Titel: The Romantic Imperative
Autor/en: Frederick C. Beiser
The Concept of Early German Romanticism.
Harvard University Press
2. Mai 2006 - kartoniert - 262 Seiten
The Early Romantics met resistance from artists and academics alike in part because they defied the conventional wisdom that philosophy and the arts must be kept separate. Indeed, as the literary component of Romanticism has been studied and celebrated in recent years, its philosophical aspect has receded from view. This book, by one of the most respected scholars of the Romantic era, offers an explanation of Romanticism that not only restores but enhances understanding of the movement's origins, development, aims, and accomplishments--and of its continuing relevance. Poetry is in fact the general ideal of the Romantics, Frederick Beiser tells us, but only if poetry is understood not just narrowly as poems but more broadly as things made by humans. Seen in this way, poetry becomes a revolutionary ideal that demanded--and still demands--that we transform not only literature and criticism but all the arts and sciences, that we break down the barriers between art and life, so that the world itself becomes "romanticized." Romanticism, in the view Beiser opens to us, does not conform to the contemporary division of labor in our universities and colleges; it requires a multifaceted approach of just the sort outlined in this book.
Preface Introduction: Romanticism Now and Then 1. The Meaning of "Romantic Poetry" 2. Early German Romanticism: A. Characteristic 3. Early Romanticism and the Aufklarung 4. Fruhromantik and Platonic Tradition 5. The Sovereignty of Art 6. The Concept of Bildung Early German Romanticism 7. Friedrich Schlegel: The Mysterious Romantic 8. The Paradox of Romantic Metaphysics 9. Kant and the Naturphilosophen 10. Religion and Politics in Fruhromantik Abbreviations Notes Bibliography Index
Frederick C. Beiser is Professor of Philosophy at Syracuse University and the author of The Fate of Reason (Harvard).
The author writes clearly and lucidly, arguing forcefully and convincingly on the basis of sovereign knowledge of the material. [A] most excellent volume. -- Joe K. Fugate German Studies Review 20050601 The historically-minded philosopher Frederick Beiser has established himself as one of the clearest and most insightful interpreters of German thought in the age of idealist philosophy and romanticism.
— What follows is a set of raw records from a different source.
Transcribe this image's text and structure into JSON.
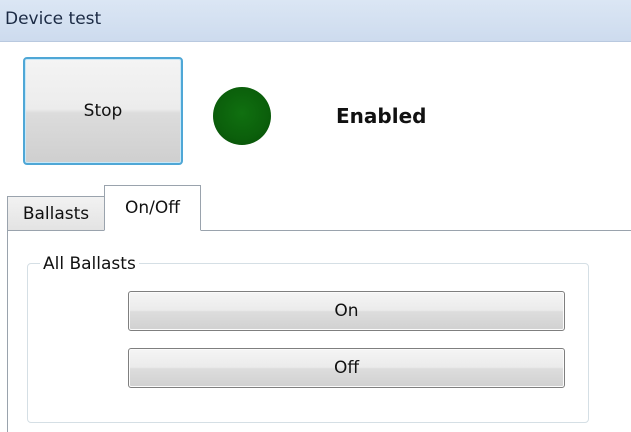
{
  "window": {
    "title": "Device test"
  },
  "controls": {
    "stop_label": "Stop",
    "status_text": "Enabled",
    "status_color": "#0b5f0b"
  },
  "tabs": [
    {
      "label": "Ballasts",
      "selected": false
    },
    {
      "label": "On/Off",
      "selected": true
    }
  ],
  "group": {
    "label": "All Ballasts",
    "on_label": "On",
    "off_label": "Off"
  }
}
His latest contribution to the field reinforces that reputation and will certainly influence future debates about the nature and implications of German romanticism in its early years around 1800...Ultimately, Beiser's new book will be useful for those wanting a quick introduction to the early German romantics and to the scholarly literature about them. Above all, it should help to get literary critics, philosophers and historians talking to one another about an expanded range of issues fundamental to the study and legacy of early German romanticism. -- Brian Vick European History Quarterly 20070101